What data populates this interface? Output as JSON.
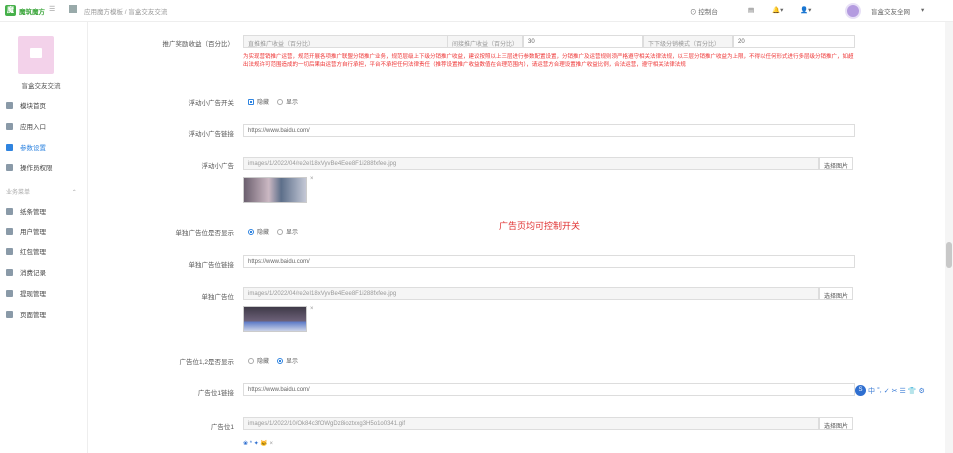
{
  "topbar": {
    "logo_text": "魔筑魔方",
    "breadcrumb": "应用魔方模板 / 盲盒交友交流",
    "console": "控制台",
    "username": "盲盒交友全网"
  },
  "sidebar": {
    "app_name": "盲盒交友交流",
    "items": [
      {
        "label": "模块首页",
        "icon": "home-icon"
      },
      {
        "label": "应用入口",
        "icon": "entry-icon"
      },
      {
        "label": "参数设置",
        "icon": "settings-icon",
        "active": true
      },
      {
        "label": "操作员权限",
        "icon": "permission-icon"
      }
    ],
    "group_label": "业务菜单",
    "group_items": [
      {
        "label": "纸条管理",
        "icon": "gear-icon"
      },
      {
        "label": "用户管理",
        "icon": "gear-icon"
      },
      {
        "label": "红包管理",
        "icon": "gear-icon"
      },
      {
        "label": "消费记录",
        "icon": "gear-icon"
      },
      {
        "label": "提现管理",
        "icon": "gear-icon"
      },
      {
        "label": "页面管理",
        "icon": "gear-icon"
      }
    ]
  },
  "form": {
    "promo": {
      "label": "推广奖励收益（百分比）",
      "fields": [
        {
          "placeholder": "直推推广收益（百分比）",
          "value": ""
        },
        {
          "placeholder": "间接推广收益（百分比）",
          "value": "30"
        },
        {
          "placeholder": "下下级分销模式（百分比）",
          "value": "20"
        }
      ]
    },
    "warning": "为实现营销推广运营，规范开展各项推广联盟分销推广业务，规范层级上下级分销推广收益，建议按照以上三层进行参数配置设置，分销推广及运营规则须严格遵守相关法律法规，以三层分销推广收益为上限，不得以任何形式进行多层级分销推广，如超出法规许可范围造成的一切后果由运营方自行承担，平台不承担任何法律责任（推荐设置推广收益数值在合理范围内），请运营方合理设置推广收益比例，合法运营，遵守相关法律法规",
    "float_switch": {
      "label": "浮动小广告开关",
      "options": [
        "隐藏",
        "显示"
      ],
      "selected": 0
    },
    "float_link": {
      "label": "浮动小广告链接",
      "value": "https://www.baidu.com/"
    },
    "float_ad": {
      "label": "浮动小广告",
      "value": "images/1/2022/04/re2eI18xVyvBe4Eee8F1i288fxfee.jpg",
      "button": "选择图片"
    },
    "single_show": {
      "label": "单独广告位是否显示",
      "options": [
        "隐藏",
        "显示"
      ],
      "selected": 0
    },
    "single_link": {
      "label": "单独广告位链接",
      "value": "https://www.baidu.com/"
    },
    "single_ad": {
      "label": "单独广告位",
      "value": "images/1/2022/04/re2eI18xVyvBe4Eee8F1i288fxfee.jpg",
      "button": "选择图片"
    },
    "ad12_show": {
      "label": "广告位1,2是否显示",
      "options": [
        "隐藏",
        "显示"
      ],
      "selected": 1
    },
    "ad_link": {
      "label": "广告位1链接",
      "value": "https://www.baidu.com/"
    },
    "ad1": {
      "label": "广告位1",
      "value": "images/1/2022/10/Ok84c3fOWgDz8ioztxxg3H5o1o0341.gif",
      "button": "选择图片"
    },
    "gif_caption": "*"
  },
  "overlay_text": "广告页均可控制开关",
  "ime": {
    "badge": "S",
    "items": [
      "中",
      "°,",
      "✓",
      "✂",
      "☰",
      "👕",
      "⚙"
    ]
  }
}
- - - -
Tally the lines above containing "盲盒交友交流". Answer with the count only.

2